▶ _TASK DIRECTIONS_
Show each line of the entries below in which the word "content" appears.

- - - -

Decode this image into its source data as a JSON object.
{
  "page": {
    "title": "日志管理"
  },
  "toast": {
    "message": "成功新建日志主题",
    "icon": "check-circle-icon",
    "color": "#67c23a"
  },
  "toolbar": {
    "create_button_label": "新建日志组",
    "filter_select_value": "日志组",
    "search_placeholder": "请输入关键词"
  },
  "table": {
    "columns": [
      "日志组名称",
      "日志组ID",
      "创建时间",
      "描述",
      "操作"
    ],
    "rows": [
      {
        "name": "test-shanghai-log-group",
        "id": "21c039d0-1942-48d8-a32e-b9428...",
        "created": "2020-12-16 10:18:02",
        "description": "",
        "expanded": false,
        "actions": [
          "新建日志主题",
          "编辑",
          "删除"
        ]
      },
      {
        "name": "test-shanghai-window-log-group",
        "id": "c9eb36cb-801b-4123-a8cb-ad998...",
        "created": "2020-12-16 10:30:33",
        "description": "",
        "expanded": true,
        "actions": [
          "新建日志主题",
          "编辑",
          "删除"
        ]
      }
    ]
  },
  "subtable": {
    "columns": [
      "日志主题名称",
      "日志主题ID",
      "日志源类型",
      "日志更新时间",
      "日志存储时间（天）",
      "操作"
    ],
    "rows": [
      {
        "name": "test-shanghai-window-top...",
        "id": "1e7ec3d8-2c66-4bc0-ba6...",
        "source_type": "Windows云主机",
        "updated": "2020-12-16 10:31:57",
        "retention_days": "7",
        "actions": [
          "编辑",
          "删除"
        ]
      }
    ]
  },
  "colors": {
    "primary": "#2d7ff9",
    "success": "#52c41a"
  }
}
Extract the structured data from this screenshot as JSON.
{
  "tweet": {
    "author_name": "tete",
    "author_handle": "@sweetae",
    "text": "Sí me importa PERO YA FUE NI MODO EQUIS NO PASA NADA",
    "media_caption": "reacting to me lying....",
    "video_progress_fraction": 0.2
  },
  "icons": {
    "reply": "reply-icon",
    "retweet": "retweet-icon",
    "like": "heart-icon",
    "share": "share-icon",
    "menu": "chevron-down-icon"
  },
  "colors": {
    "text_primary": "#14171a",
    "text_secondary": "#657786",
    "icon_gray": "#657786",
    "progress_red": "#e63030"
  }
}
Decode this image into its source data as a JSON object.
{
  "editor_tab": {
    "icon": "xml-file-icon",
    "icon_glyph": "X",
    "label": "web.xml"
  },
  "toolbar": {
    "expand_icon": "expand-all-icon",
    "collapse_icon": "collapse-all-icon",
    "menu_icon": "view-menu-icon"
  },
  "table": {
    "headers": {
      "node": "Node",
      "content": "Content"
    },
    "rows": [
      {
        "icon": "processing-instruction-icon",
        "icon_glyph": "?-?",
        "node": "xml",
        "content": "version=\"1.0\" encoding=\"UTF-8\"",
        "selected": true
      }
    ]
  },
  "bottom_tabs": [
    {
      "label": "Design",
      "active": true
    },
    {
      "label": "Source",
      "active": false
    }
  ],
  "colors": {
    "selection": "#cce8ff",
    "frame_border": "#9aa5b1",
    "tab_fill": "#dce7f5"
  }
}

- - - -

▶ _TASK SOLUTION_
      "content": "Content"
        "content": "version=\"1.0\" encoding=\"UTF-8\"",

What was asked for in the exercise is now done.